What the task requires: Each entry below should be retyped exactly as given.

Provided entries:
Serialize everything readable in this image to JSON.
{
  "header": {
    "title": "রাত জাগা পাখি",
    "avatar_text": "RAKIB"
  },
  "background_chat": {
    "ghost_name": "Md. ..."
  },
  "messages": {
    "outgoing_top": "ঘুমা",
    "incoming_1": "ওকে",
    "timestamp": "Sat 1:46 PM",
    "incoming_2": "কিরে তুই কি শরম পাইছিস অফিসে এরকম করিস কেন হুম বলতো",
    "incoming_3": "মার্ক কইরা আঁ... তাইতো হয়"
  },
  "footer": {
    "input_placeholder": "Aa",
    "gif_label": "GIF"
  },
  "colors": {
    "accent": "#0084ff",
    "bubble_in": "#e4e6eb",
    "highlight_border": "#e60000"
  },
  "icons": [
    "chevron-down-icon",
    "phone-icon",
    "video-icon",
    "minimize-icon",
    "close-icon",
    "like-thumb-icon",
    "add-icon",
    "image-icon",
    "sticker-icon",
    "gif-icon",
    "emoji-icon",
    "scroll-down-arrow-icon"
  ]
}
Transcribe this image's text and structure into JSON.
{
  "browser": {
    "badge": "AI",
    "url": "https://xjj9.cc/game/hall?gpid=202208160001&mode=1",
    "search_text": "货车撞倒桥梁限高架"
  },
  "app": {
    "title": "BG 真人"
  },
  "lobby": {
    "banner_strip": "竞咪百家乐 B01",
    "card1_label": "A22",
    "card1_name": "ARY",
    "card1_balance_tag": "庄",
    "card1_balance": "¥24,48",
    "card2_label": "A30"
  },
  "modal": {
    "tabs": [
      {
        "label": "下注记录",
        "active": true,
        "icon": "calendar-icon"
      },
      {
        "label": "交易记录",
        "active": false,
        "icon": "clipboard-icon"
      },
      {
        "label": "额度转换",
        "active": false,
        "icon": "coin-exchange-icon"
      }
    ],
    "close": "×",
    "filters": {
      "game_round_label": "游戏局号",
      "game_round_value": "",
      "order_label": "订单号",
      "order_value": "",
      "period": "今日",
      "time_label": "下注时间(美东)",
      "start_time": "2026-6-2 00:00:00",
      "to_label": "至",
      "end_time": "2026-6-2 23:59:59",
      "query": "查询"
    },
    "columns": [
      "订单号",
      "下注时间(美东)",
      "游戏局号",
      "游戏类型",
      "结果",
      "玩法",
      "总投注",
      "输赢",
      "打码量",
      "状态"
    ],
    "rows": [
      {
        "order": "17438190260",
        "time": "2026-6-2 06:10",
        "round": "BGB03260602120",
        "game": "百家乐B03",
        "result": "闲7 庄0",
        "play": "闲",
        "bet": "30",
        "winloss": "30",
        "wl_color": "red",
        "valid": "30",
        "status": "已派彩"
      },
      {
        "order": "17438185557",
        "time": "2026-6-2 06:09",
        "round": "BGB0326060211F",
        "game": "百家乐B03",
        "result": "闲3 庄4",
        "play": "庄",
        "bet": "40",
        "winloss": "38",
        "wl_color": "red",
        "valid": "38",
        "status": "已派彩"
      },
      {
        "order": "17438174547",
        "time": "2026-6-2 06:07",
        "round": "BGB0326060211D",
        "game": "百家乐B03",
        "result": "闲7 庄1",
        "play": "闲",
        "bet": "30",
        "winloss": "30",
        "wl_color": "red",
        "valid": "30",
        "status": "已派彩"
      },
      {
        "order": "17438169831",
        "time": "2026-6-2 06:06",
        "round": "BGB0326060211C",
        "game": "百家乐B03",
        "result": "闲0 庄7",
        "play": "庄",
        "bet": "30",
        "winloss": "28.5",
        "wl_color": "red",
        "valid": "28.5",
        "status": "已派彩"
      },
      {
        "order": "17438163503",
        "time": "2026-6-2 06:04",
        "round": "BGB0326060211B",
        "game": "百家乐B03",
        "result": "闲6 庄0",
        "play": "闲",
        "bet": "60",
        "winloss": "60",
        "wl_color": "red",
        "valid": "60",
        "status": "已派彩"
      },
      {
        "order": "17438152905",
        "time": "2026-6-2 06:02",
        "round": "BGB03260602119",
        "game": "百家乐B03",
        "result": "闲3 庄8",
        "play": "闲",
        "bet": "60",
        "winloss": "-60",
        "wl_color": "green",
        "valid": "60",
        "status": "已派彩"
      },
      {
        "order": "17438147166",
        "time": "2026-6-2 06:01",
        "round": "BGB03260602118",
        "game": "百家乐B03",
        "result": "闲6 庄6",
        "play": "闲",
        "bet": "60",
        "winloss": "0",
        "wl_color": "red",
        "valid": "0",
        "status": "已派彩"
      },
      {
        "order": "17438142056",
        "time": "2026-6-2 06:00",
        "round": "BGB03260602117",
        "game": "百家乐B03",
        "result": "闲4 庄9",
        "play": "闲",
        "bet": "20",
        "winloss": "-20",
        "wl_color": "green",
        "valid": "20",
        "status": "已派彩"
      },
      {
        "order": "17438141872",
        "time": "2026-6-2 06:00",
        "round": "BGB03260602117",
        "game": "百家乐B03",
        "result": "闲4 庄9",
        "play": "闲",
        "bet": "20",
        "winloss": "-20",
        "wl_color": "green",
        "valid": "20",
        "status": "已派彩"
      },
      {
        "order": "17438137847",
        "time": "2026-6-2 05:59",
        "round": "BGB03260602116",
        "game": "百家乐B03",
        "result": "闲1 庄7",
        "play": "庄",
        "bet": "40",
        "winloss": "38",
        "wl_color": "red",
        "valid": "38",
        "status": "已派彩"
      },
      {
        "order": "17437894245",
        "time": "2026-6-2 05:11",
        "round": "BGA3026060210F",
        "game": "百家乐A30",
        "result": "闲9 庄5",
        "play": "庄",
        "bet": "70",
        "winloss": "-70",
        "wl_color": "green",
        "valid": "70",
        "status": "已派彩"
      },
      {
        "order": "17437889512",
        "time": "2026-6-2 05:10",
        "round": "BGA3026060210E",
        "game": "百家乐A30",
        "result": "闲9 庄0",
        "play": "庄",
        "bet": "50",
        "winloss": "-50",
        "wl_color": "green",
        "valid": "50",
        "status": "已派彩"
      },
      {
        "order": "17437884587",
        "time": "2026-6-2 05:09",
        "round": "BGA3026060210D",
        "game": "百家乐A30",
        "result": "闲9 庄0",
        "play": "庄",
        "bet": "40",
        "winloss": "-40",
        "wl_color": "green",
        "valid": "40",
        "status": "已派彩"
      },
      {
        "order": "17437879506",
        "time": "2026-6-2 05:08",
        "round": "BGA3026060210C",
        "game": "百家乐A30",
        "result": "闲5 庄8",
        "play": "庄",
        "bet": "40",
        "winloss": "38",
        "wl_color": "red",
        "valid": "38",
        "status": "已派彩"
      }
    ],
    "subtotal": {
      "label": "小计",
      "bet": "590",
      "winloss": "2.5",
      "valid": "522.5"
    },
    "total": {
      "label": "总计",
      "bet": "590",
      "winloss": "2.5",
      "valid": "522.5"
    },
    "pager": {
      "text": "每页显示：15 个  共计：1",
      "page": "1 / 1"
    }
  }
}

Answer space:
Serialize everything readable in this image to JSON.
{
  "header": {
    "title": "রাত জাগা পাখি",
    "avatar_text": "RAKIB"
  },
  "background_chat": {
    "ghost_name": "Md. ..."
  },
  "messages": {
    "outgoing_top": "ঘুমা",
    "incoming_1": "ওকে",
    "timestamp": "Sat 1:46 PM",
    "incoming_2": "কিরে তুই কি শরম পাইছিস অফিসে এরকম করিস কেন হুম বলতো",
    "incoming_3": "মার্ক কইরা আঁ... তাইতো হয়"
  },
  "footer": {
    "input_placeholder": "Aa",
    "gif_label": "GIF"
  },
  "colors": {
    "accent": "#0084ff",
    "bubble_in": "#e4e6eb",
    "highlight_border": "#e60000"
  },
  "icons": [
    "chevron-down-icon",
    "phone-icon",
    "video-icon",
    "minimize-icon",
    "close-icon",
    "like-thumb-icon",
    "add-icon",
    "image-icon",
    "sticker-icon",
    "gif-icon",
    "emoji-icon",
    "scroll-down-arrow-icon"
  ]
}
Transcribe this image's text and structure into JSON.
{
  "browser": {
    "badge": "AI",
    "url": "https://xjj9.cc/game/hall?gpid=202208160001&mode=1",
    "search_text": "货车撞倒桥梁限高架"
  },
  "app": {
    "title": "BG 真人"
  },
  "lobby": {
    "banner_strip": "竞咪百家乐 B01",
    "card1_label": "A22",
    "card1_name": "ARY",
    "card1_balance_tag": "庄",
    "card1_balance": "¥24,48",
    "card2_label": "A30"
  },
  "modal": {
    "tabs": [
      {
        "label": "下注记录",
        "active": true,
        "icon": "calendar-icon"
      },
      {
        "label": "交易记录",
        "active": false,
        "icon": "clipboard-icon"
      },
      {
        "label": "额度转换",
        "active": false,
        "icon": "coin-exchange-icon"
      }
    ],
    "close": "×",
    "filters": {
      "game_round_label": "游戏局号",
      "game_round_value": "",
      "order_label": "订单号",
      "order_value": "",
      "period": "今日",
      "time_label": "下注时间(美东)",
      "start_time": "2026-6-2 00:00:00",
      "to_label": "至",
      "end_time": "2026-6-2 23:59:59",
      "query": "查询"
    },
    "columns": [
      "订单号",
      "下注时间(美东)",
      "游戏局号",
      "游戏类型",
      "结果",
      "玩法",
      "总投注",
      "输赢",
      "打码量",
      "状态"
    ],
    "rows": [
      {
        "order": "17438190260",
        "time": "2026-6-2 06:10",
        "round": "BGB03260602120",
        "game": "百家乐B03",
        "result": "闲7 庄0",
        "play": "闲",
        "bet": "30",
        "winloss": "30",
        "wl_color": "red",
        "valid": "30",
        "status": "已派彩"
      },
      {
        "order": "17438185557",
        "time": "2026-6-2 06:09",
        "round": "BGB0326060211F",
        "game": "百家乐B03",
        "result": "闲3 庄4",
        "play": "庄",
        "bet": "40",
        "winloss": "38",
        "wl_color": "red",
        "valid": "38",
        "status": "已派彩"
      },
      {
        "order": "17438174547",
        "time": "2026-6-2 06:07",
        "round": "BGB0326060211D",
        "game": "百家乐B03",
        "result": "闲7 庄1",
        "play": "闲",
        "bet": "30",
        "winloss": "30",
        "wl_color": "red",
        "valid": "30",
        "status": "已派彩"
      },
      {
        "order": "17438169831",
        "time": "2026-6-2 06:06",
        "round": "BGB0326060211C",
        "game": "百家乐B03",
        "result": "闲0 庄7",
        "play": "庄",
        "bet": "30",
        "winloss": "28.5",
        "wl_color": "red",
        "valid": "28.5",
        "status": "已派彩"
      },
      {
        "order": "17438163503",
        "time": "2026-6-2 06:04",
        "round": "BGB0326060211B",
        "game": "百家乐B03",
        "result": "闲6 庄0",
        "play": "闲",
        "bet": "60",
        "winloss": "60",
        "wl_color": "red",
        "valid": "60",
        "status": "已派彩"
      },
      {
        "order": "17438152905",
        "time": "2026-6-2 06:02",
        "round": "BGB03260602119",
        "game": "百家乐B03",
        "result": "闲3 庄8",
        "play": "闲",
        "bet": "60",
        "winloss": "-60",
        "wl_color": "green",
        "valid": "60",
        "status": "已派彩"
      },
      {
        "order": "17438147166",
        "time": "2026-6-2 06:01",
        "round": "BGB03260602118",
        "game": "百家乐B03",
        "result": "闲6 庄6",
        "play": "闲",
        "bet": "60",
        "winloss": "0",
        "wl_color": "red",
        "valid": "0",
        "status": "已派彩"
      },
      {
        "order": "17438142056",
        "time": "2026-6-2 06:00",
        "round": "BGB03260602117",
        "game": "百家乐B03",
        "result": "闲4 庄9",
        "play": "闲",
        "bet": "20",
        "winloss": "-20",
        "wl_color": "green",
        "valid": "20",
        "status": "已派彩"
      },
      {
        "order": "17438141872",
        "time": "2026-6-2 06:00",
        "round": "BGB03260602117",
        "game": "百家乐B03",
        "result": "闲4 庄9",
        "play": "闲",
        "bet": "20",
        "winloss": "-20",
        "wl_color": "green",
        "valid": "20",
        "status": "已派彩"
      },
      {
        "order": "17438137847",
        "time": "2026-6-2 05:59",
        "round": "BGB03260602116",
        "game": "百家乐B03",
        "result": "闲1 庄7",
        "play": "庄",
        "bet": "40",
        "winloss": "38",
        "wl_color": "red",
        "valid": "38",
        "status": "已派彩"
      },
      {
        "order": "17437894245",
        "time": "2026-6-2 05:11",
        "round": "BGA3026060210F",
        "game": "百家乐A30",
        "result": "闲9 庄5",
        "play": "庄",
        "bet": "70",
        "winloss": "-70",
        "wl_color": "green",
        "valid": "70",
        "status": "已派彩"
      },
      {
        "order": "17437889512",
        "time": "2026-6-2 05:10",
        "round": "BGA3026060210E",
        "game": "百家乐A30",
        "result": "闲9 庄0",
        "play": "庄",
        "bet": "50",
        "winloss": "-50",
        "wl_color": "green",
        "valid": "50",
        "status": "已派彩"
      },
      {
        "order": "17437884587",
        "time": "2026-6-2 05:09",
        "round": "BGA3026060210D",
        "game": "百家乐A30",
        "result": "闲9 庄0",
        "play": "庄",
        "bet": "40",
        "winloss": "-40",
        "wl_color": "green",
        "valid": "40",
        "status": "已派彩"
      },
      {
        "order": "17437879506",
        "time": "2026-6-2 05:08",
        "round": "BGA3026060210C",
        "game": "百家乐A30",
        "result": "闲5 庄8",
        "play": "庄",
        "bet": "40",
        "winloss": "38",
        "wl_color": "red",
        "valid": "38",
        "status": "已派彩"
      }
    ],
    "subtotal": {
      "label": "小计",
      "bet": "590",
      "winloss": "2.5",
      "valid": "522.5"
    },
    "total": {
      "label": "总计",
      "bet": "590",
      "winloss": "2.5",
      "valid": "522.5"
    },
    "pager": {
      "text": "每页显示：15 个  共计：1",
      "page": "1 / 1"
    }
  }
}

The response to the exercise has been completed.